BOW — The Skagit County drug task force fell upon an unusual drug case last week involving thousands of poppy seed pods headed to Canada for tea.
BOW, Skagit County — The Skagit County drug task force fell upon an unusual drug case last week involving thousands of poppy-seed pods headed to Canada for tea.
A 49-year-old Surrey, B.C., man was driving a hidden load of dried poppy pods to Canada Thursday afternoon in a semi truck when he stopped at a weigh station in Bow. State Patrol officers conducting a routine inspection of the man’s semi found seven boxes of the dried flower pods hidden among rolls of paper, said Skagit County drug-task-force Chief Will Reichardt.
“This is a first,” Reichardt said of the cache.
He said the man is a self-employed trucker who was delayed getting into Canada and was driving south on a personal errand when he stopped at the weigh station.
- Verizon gave this guy Sir Mix-A-Lot’s old phone number — and now he gets his raunchy texts
- Dick Spady, co-founder and namesake of Dick’s Drive-In, dies at 92
- Seahawks 10, Vikings 9: What the national media are saying about Seattle's close call, chances vs. Cam Newton, Panthers
- Listen: Two very different radio calls of Vikings kicker Blair Walsh's missed field goal against Seahawks
- Barista dies after fire at Everett coffee stand
Most Read Stories
“He was killing time,” Reichardt said.
Investigators found 115 pounds of the dried flower pods.
“This is opium in its raw form,” said an undercover drug-task-force detective, pointing at an evidence box full of thousands of the cream-colored pods at the Skagit County Sheriff’s Office. When the pods were shaken, the poppy seeds could be heard inside like a baby’s rattle.
The detective, who asked not to be named because he works undercover, said the drug is usually crushed up and poured into drinks like tea.
Reichardt said only certain kinds of poppies can be used as a drug. Most poppies do not contain opium.
The seized poppy seeds tested positive for morphine, Reichardt said.
Opium is more common in Canada than in the Skagit County area, he said, because the drug is popular in the Asian and East Indian communities.
There is a bigger population from those cultures in Canada than here, he said.
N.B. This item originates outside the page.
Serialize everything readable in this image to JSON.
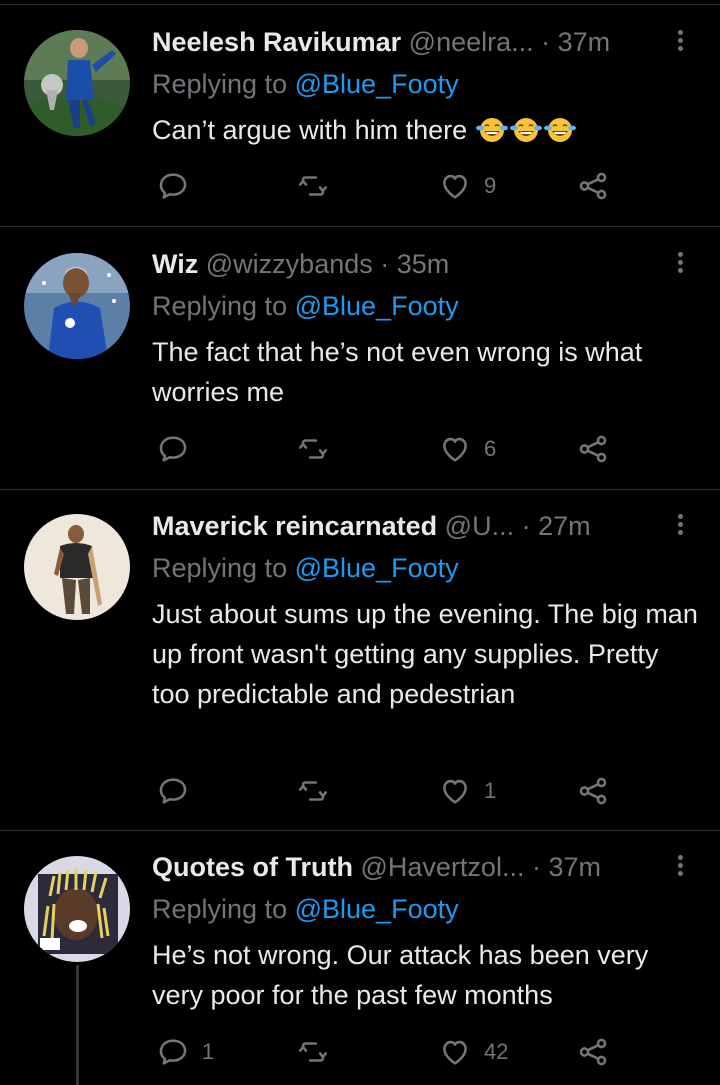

Reichardt said he didn’t know where the drugs came from in the states. Investigators are looking into whether the poppies may have originated in Afghanistan, where much of the world’s opium poppies are grown.
Detectives had a hard time placing a value on the poppies because of the rarity of poppy cases here, but they said it could be about $50,000 worth.
The man was booked into jail briefly, but released pending further investigation.